WASHINGTON, D.C., MARCH 10, 2011 (Zenit.org).- The U.S. bishops are commending all those who worked for the successful abolishment of the death penalty in Illinois.
Illinois Governor Pat Quinn signed the law on Wednesday banning the death penalty in his state.
The United States Conference of Catholic Bishops (USCCB) congratulated the Illinois bishops, the Catholic Conference of Illinois, the Catholic Mobilizing Network to End the Use of the Death Penalty, and all other advocates who supported this effort.
Kathy Saile, director of USCCB Domestic Social Development, stated, “These advocates have worked tirelessly to ensure that Illinois joins the growing momentum to turn away from the use of the death penalty in our country.”
Illinois is the 16th state to ban the death penalty, and the fourth since 2007. It is also banned in Washington, D.C.
Bishop Stephen Blaire of Stockton, California, chairman of the USCCB Committee on Domestic Justice and Human Development, wrote Quinn on March 3: “Pope Benedict XVI and his predecessor, Pope John Paul II, have called for the end to the use of the death penalty as a sign of greater respect for all human life.”
Referencing the U.S. bishops’ document “A Culture of Life and the Penalty of Death,” the prelate added, “Respect for life applies to all, even the perpetrators of terrible acts.”
He affirmed, “Punishment should be consistent with the demands of justice and with respect for human life and dignity.”
Culture of life
The bishop noted that passing this law would contribute to “building a culture of life in our country.”
In response to this move by the governor, the Catholic Conference of Illinois, the public policy arm of the Church in that state, noted that this law will also “direct funding to services for victims’ families and for law enforcement training.”
It continued: “As we begin the Lenten season on this Ash Wednesday, and we reflect on the crucifixion of Jesus and the mystery of his death and resurrection, there is no better time for this landmark law to be approved.”
“The end of the use of the death penalty advances the development of a culture of life in our state,” the communiqué affirmed.

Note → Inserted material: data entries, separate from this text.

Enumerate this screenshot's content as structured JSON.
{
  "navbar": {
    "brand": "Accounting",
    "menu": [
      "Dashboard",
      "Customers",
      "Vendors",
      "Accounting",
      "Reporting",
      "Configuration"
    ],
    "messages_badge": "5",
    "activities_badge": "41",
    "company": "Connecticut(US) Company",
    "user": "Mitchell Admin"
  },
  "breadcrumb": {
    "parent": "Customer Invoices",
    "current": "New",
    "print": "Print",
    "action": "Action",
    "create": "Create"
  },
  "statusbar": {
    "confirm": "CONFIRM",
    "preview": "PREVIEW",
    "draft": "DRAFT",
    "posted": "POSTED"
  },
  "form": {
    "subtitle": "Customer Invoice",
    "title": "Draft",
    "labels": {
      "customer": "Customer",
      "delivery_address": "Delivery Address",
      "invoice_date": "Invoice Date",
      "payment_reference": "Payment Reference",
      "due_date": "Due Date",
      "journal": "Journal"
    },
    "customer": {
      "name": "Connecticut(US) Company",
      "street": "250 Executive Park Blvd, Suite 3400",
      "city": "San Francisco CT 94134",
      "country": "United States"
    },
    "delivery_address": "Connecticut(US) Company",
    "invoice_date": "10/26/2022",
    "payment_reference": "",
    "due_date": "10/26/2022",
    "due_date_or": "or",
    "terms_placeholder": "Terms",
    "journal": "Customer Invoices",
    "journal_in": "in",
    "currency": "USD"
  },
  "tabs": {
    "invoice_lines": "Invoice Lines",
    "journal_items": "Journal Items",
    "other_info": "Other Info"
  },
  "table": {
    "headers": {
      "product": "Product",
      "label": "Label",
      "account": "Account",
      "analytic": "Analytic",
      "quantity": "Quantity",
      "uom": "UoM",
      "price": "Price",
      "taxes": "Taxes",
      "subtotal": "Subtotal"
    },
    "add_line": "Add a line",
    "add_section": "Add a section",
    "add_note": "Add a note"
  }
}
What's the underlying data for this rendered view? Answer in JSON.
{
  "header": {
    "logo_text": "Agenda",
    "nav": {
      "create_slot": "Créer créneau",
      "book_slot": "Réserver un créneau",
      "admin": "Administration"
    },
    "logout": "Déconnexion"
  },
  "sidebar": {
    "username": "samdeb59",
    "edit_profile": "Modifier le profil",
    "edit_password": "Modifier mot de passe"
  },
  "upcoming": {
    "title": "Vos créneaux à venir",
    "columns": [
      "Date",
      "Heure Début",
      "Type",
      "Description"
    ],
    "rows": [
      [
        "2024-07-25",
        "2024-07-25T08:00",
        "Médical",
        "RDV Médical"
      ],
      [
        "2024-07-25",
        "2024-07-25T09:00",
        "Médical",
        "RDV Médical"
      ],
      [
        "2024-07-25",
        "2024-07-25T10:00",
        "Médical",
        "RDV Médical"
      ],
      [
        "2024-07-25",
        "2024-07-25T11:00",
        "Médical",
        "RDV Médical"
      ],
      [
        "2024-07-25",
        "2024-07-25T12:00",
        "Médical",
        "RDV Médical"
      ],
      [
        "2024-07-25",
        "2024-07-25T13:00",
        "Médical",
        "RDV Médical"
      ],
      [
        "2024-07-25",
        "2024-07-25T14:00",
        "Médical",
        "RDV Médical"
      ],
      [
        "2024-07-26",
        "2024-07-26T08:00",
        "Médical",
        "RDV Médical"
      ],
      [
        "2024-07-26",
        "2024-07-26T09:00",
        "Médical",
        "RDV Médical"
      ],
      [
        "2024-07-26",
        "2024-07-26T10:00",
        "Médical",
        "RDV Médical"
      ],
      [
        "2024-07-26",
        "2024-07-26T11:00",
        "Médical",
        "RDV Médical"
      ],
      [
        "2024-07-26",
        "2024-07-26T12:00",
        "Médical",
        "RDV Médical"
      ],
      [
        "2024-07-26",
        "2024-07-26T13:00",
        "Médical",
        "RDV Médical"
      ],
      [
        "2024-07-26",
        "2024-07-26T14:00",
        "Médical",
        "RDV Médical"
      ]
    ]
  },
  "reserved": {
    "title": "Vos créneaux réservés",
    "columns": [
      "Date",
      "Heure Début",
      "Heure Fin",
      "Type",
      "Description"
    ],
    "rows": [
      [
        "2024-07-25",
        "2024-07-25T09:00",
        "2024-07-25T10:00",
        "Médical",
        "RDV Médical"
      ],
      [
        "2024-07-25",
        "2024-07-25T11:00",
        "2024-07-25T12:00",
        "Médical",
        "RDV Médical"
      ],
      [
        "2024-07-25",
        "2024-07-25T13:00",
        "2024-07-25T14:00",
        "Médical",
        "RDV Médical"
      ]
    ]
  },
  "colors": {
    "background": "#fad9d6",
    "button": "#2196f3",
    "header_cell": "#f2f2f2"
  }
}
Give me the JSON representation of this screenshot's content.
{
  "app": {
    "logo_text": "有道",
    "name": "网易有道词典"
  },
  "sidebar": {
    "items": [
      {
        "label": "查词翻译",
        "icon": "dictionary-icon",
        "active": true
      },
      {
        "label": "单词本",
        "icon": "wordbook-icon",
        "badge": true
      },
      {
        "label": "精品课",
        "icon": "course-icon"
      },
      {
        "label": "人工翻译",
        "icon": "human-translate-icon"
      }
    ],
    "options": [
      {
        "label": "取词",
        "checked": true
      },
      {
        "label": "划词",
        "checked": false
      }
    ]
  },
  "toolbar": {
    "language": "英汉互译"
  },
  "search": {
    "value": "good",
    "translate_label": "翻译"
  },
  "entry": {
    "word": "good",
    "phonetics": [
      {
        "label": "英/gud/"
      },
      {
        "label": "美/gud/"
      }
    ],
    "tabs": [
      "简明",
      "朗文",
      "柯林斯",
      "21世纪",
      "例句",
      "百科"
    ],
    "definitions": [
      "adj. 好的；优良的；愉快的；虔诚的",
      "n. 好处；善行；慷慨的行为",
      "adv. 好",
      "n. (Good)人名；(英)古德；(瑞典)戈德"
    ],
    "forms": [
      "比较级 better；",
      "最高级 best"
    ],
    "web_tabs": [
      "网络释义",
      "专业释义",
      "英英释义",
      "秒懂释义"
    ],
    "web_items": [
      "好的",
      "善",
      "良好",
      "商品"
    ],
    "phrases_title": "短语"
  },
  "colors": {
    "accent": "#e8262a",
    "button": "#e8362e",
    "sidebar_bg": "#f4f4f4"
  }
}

It added, “Furthermore, society will continue to be protected and those who commit crimes will still be held accountable through alternatives to the death penalty, including life without parole.”